Problem to work on
What lines of the data include the string "through"? Copy them all.

Top of Records shown

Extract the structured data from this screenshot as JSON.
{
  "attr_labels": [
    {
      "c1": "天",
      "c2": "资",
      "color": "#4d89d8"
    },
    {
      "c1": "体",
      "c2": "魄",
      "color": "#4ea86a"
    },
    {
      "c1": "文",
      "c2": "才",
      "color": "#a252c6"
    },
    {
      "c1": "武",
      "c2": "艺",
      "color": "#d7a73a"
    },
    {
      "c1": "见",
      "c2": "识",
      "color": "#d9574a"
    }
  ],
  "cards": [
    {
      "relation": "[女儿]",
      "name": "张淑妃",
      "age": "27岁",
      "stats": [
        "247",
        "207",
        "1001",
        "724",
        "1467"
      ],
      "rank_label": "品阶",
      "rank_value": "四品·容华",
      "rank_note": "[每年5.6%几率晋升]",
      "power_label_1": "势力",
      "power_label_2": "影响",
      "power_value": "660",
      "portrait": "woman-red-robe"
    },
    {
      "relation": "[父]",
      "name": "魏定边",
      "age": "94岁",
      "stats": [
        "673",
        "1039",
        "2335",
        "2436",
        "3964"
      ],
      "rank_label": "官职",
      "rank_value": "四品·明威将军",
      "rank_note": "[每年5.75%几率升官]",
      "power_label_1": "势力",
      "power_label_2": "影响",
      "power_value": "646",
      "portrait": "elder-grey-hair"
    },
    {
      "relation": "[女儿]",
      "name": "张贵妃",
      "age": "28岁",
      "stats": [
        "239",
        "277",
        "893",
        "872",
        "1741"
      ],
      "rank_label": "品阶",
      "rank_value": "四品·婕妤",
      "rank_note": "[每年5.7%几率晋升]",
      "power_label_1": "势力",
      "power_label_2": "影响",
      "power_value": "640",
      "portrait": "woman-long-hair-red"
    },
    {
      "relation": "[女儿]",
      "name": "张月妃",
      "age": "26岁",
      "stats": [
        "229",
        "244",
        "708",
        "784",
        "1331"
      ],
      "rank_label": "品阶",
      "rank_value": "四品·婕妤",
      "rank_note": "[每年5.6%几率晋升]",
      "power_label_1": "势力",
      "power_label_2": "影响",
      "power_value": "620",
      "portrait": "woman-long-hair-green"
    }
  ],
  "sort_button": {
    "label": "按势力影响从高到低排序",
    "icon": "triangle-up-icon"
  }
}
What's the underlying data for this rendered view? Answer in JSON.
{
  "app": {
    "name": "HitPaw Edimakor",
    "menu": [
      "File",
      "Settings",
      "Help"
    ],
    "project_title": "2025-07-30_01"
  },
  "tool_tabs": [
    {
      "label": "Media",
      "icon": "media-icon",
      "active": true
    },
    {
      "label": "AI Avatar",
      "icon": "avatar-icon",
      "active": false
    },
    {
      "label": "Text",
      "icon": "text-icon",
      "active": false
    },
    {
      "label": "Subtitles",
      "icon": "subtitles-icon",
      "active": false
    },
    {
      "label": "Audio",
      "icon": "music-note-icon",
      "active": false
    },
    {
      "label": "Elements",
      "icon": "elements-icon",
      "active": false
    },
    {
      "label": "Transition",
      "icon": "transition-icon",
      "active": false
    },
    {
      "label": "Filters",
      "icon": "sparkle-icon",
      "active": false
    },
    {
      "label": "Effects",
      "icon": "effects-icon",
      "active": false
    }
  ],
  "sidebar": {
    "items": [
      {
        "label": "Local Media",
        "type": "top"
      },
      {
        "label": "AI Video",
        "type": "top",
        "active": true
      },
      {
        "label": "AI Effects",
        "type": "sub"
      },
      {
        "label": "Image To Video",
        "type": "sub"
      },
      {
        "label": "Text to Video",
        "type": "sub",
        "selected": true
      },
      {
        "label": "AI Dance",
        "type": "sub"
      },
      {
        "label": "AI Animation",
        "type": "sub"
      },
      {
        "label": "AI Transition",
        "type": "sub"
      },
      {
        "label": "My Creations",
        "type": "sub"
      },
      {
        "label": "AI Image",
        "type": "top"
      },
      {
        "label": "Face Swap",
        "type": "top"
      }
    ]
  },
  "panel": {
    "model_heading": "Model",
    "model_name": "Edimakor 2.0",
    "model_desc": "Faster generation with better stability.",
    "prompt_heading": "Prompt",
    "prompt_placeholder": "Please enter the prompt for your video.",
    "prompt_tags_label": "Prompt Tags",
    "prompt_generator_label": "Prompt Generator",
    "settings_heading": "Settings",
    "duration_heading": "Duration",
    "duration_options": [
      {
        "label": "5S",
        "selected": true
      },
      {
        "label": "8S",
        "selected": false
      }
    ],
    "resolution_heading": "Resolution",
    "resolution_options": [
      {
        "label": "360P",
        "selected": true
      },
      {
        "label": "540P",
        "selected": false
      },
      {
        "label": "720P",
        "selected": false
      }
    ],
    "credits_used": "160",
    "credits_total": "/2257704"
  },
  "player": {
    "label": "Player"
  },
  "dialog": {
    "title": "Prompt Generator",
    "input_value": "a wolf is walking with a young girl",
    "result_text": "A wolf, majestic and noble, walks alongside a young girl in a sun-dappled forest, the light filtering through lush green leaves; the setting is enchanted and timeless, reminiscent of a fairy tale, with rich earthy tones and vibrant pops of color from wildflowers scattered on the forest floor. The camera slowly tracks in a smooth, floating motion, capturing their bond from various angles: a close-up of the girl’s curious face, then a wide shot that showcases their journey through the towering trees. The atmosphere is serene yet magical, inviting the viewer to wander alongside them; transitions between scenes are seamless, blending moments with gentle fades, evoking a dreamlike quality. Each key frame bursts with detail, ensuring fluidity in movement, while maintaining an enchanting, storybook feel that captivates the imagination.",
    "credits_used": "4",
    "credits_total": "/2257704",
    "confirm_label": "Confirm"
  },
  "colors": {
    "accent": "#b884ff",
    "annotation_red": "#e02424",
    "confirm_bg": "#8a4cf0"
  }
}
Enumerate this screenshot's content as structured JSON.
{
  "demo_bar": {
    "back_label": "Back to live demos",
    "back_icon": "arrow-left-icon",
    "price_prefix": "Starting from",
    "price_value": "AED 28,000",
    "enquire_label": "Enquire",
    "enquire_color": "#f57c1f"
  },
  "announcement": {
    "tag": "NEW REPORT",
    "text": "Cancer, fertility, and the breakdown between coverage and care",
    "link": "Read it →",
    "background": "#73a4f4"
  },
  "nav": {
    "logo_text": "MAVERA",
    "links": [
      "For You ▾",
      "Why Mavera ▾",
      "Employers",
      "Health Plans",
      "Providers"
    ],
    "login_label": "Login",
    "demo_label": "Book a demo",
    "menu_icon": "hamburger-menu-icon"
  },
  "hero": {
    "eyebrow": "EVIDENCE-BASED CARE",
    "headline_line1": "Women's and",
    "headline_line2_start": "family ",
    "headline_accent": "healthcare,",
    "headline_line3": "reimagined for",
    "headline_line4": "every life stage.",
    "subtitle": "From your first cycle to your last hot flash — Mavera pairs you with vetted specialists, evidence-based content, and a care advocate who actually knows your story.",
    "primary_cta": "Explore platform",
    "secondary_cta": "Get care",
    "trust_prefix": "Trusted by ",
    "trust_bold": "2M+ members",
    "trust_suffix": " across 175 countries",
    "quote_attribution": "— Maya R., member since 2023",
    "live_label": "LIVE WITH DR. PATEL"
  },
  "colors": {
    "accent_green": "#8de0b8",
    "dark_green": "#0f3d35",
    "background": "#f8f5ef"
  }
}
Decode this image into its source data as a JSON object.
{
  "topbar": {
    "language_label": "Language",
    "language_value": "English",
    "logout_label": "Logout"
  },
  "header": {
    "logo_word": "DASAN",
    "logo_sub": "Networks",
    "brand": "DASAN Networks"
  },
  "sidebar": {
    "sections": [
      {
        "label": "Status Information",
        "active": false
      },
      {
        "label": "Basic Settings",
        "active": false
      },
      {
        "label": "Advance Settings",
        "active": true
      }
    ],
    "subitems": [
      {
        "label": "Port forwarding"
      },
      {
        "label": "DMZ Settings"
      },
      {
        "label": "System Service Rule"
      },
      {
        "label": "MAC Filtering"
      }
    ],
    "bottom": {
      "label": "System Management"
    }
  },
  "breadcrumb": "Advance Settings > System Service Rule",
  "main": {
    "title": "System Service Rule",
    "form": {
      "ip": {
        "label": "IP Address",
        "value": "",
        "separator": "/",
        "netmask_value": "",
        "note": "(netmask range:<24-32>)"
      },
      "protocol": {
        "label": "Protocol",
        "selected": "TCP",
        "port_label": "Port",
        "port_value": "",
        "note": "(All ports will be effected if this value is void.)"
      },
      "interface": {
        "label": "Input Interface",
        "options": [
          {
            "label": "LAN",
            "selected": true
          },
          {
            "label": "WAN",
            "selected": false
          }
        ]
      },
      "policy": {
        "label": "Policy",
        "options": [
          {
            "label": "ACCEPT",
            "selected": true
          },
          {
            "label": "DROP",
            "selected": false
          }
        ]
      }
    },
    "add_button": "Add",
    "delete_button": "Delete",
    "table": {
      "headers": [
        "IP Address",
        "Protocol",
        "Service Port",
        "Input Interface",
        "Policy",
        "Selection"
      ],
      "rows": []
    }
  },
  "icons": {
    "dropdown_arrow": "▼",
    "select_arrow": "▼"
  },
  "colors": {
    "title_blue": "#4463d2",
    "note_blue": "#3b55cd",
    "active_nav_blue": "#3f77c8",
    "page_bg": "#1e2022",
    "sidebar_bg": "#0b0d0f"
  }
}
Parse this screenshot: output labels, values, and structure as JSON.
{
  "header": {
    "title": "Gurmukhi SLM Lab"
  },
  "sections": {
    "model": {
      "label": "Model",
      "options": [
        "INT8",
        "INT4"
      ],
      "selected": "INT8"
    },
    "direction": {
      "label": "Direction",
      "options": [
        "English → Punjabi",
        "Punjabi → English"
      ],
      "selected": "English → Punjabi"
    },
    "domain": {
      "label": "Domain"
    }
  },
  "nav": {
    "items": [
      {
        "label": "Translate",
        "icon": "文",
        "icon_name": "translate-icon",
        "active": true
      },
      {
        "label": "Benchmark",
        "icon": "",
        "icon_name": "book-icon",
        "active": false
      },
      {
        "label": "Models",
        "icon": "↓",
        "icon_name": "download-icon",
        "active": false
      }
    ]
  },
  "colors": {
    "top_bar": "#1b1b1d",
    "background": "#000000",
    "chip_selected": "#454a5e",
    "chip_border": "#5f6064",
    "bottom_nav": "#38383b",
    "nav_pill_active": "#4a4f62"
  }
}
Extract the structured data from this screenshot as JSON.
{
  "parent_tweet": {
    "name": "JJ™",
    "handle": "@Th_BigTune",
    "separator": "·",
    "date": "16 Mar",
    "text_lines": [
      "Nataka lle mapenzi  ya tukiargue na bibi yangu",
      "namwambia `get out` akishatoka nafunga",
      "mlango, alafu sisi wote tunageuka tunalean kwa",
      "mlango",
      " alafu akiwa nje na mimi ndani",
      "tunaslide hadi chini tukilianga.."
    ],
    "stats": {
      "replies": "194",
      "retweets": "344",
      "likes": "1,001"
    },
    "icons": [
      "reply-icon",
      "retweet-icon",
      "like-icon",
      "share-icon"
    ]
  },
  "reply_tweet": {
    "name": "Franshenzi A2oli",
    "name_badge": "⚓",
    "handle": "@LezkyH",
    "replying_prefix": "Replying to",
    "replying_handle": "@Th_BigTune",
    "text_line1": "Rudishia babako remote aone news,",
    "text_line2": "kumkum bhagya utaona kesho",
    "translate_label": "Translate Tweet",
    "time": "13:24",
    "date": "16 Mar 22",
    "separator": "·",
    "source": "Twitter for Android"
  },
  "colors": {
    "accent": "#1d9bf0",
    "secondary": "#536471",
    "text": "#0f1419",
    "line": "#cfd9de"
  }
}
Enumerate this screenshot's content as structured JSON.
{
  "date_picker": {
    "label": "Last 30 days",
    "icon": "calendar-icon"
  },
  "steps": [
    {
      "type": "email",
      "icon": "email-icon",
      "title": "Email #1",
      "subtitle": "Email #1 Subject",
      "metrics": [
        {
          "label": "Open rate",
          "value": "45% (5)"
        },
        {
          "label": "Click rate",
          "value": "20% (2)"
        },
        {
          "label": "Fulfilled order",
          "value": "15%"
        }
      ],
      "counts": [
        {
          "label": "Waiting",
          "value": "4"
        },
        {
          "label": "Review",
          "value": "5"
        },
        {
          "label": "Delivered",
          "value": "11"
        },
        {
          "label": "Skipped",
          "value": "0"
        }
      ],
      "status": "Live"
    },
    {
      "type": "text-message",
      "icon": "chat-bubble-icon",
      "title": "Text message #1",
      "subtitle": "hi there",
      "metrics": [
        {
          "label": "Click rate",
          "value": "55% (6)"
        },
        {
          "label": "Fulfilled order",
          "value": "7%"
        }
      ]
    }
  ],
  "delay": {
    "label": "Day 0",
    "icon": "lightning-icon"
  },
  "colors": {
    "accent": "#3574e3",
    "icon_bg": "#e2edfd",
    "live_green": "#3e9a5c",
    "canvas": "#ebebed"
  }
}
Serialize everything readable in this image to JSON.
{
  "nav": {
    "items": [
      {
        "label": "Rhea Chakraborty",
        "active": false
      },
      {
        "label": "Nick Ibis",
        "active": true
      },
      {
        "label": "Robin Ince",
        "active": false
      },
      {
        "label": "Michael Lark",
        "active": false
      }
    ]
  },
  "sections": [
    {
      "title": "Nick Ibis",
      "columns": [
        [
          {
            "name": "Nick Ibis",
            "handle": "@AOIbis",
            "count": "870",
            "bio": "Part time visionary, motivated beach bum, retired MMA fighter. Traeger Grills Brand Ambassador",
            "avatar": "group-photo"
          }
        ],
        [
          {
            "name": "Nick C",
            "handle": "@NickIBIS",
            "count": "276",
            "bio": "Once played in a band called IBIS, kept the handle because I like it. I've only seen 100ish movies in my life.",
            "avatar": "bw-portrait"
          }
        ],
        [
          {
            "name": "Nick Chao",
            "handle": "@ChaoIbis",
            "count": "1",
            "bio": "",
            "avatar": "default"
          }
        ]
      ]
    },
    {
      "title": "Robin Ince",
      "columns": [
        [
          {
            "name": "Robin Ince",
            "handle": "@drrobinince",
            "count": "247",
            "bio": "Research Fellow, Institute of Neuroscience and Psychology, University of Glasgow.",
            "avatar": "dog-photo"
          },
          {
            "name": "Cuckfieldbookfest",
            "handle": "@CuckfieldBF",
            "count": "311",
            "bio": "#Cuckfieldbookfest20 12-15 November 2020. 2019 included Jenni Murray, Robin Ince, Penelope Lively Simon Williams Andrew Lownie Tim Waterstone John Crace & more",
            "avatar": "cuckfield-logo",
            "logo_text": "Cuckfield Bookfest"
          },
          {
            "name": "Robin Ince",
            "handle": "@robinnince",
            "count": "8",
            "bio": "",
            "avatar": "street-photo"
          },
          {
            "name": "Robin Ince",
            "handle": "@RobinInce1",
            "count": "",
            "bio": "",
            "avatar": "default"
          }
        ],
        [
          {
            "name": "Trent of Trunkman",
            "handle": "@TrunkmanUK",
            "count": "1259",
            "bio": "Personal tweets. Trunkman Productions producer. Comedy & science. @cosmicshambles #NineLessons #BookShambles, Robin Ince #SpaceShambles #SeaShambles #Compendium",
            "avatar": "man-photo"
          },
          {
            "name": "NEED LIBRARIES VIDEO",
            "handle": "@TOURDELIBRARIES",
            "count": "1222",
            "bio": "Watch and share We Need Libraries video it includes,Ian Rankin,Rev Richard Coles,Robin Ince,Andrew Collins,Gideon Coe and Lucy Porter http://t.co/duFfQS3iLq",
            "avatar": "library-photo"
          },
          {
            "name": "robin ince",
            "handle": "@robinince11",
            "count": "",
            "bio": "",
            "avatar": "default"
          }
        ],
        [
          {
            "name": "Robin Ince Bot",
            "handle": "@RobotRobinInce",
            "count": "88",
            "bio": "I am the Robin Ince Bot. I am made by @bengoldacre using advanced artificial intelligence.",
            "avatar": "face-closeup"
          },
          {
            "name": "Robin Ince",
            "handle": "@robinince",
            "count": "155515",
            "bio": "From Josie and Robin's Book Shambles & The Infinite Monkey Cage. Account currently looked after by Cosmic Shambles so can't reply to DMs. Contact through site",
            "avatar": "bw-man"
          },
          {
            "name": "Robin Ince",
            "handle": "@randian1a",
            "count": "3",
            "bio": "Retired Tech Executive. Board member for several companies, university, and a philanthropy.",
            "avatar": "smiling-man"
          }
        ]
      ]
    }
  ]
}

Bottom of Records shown

Solution to this exercise
    "result_text": "A wolf, majestic and noble, walks alongside a young girl in a sun-dappled forest, the light filtering through lush green leaves; the setting is enchanted and timeless, reminiscent of a fairy tale, with rich earthy tones and vibrant pops of color from wildflowers scattered on the forest floor. The camera slowly tracks in a smooth, floating motion, capturing their bond from various angles: a close-up of the girl’s curious face, then a wide shot that showcases their journey through the towering trees. The atmosphere is serene yet magical, inviting the viewer to wander alongside them; transitions between scenes are seamless, blending moments with gentle fades, evoking a dreamlike quality. Each key frame bursts with detail, ensuring fluidity in movement, while maintaining an enchanting, storybook feel that captivates the imagination.",
            "bio": "From Josie and Robin's Book Shambles & The Infinite Monkey Cage. Account currently looked after by Cosmic Shambles so can't reply to DMs. Contact through site",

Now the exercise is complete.